Russia, a signatory to the agreement, is doing a flourishing business with Iran, selling nuclear reactors, warplanes, anti-aircraft defense systems (which can be used against Israel) and more. If Washington walks away and the deal collapses, there would be no restrictions on Iran moving quickly to build nuclear weapons.
It’s hard to tell how much of Netanyahu’s desire to kill the deal is strategic and how much is his animosity toward Obama.
Also on Netanyahu’s Washington to-do list is the president’s vow to move the embassy. It is proving more difficult than Trump expected, but he keeps saying he intends to go through with it.
Ambassador-designate Friedman has said he intends to work in Jerusalem, not at the embassy in Tel Aviv, even if it means working out of his own apartment in the capital. That may be the way around the embassy location problem. There are conflicting versions from both governments about where the issue stands.
Will He Sign June Waiver?
Here’s one hard fact: on June 1 the latest six-month waiver of Jerusalem Embassy Relocation Act expires and Trump must either sign another waiver —as his predecessors have done every six months for over 20 years —or move the embassy.
Trump has been speaking to some Arab leaders about the implications of the move, and appears to be slow-walking it. He has gone from making the move “fairly quickly” to having his press secretary say “there’s no decision and we are at the very beginning of the decision making process.”
Trump likes to be unpredictable and spring surprises. There will be several opportunities between now and June 1 — Netanyahu’s visit, the AIPAC policy conference, Israeli Independence Day, Jerusalem Reunification Day. If Trump issues a waiver then it could be on hold for the next four years.
For all his pandering campaign talk, no one knows for sure how Trump’s Middle East policy will play out. I suspect that includes the president himself. His Cabinet members and top advisors clearly are not yet on the same page as their confirmation hearings demonstrated.
Netanyahu will try to educate the new president. He may have been able to sit in the Oval Office and rudely lecture Barack Obama about the history of the conflict, but don’t try that with Donald Trump. He has a short attention span, thin skin, a hypersensitivity to perceived slights and an explosive temper.

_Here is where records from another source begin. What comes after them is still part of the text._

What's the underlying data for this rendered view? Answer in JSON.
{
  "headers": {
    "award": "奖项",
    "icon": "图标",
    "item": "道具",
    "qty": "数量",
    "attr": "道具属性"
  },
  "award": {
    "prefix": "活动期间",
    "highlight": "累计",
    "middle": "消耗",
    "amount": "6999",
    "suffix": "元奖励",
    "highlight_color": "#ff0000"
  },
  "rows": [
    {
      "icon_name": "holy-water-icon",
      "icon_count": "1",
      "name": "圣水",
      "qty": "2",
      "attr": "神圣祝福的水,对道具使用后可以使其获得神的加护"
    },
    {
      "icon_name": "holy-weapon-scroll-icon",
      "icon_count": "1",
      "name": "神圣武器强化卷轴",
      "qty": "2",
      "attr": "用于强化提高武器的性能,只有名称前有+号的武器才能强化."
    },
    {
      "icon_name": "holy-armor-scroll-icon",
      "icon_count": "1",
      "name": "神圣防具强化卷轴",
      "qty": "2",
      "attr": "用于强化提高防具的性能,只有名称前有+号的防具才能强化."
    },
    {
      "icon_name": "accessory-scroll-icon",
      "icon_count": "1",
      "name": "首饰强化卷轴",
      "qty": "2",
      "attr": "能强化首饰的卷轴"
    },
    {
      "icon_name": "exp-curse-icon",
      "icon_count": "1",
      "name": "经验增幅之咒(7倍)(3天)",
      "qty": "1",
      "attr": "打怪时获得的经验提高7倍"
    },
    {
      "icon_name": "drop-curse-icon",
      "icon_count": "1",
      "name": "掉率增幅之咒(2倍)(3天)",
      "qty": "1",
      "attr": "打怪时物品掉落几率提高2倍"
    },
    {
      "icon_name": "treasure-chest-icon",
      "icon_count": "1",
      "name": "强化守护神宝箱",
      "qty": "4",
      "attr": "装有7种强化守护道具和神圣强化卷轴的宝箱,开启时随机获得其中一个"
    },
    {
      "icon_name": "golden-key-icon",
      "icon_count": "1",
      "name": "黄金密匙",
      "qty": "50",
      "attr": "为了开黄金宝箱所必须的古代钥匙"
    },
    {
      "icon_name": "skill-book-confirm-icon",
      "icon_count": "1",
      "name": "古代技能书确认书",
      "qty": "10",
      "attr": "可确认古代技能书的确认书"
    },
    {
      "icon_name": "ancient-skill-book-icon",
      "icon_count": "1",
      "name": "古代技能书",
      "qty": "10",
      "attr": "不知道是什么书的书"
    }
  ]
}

The first signal of his displeasure might be a withering 140-character tweet in the middle of the night.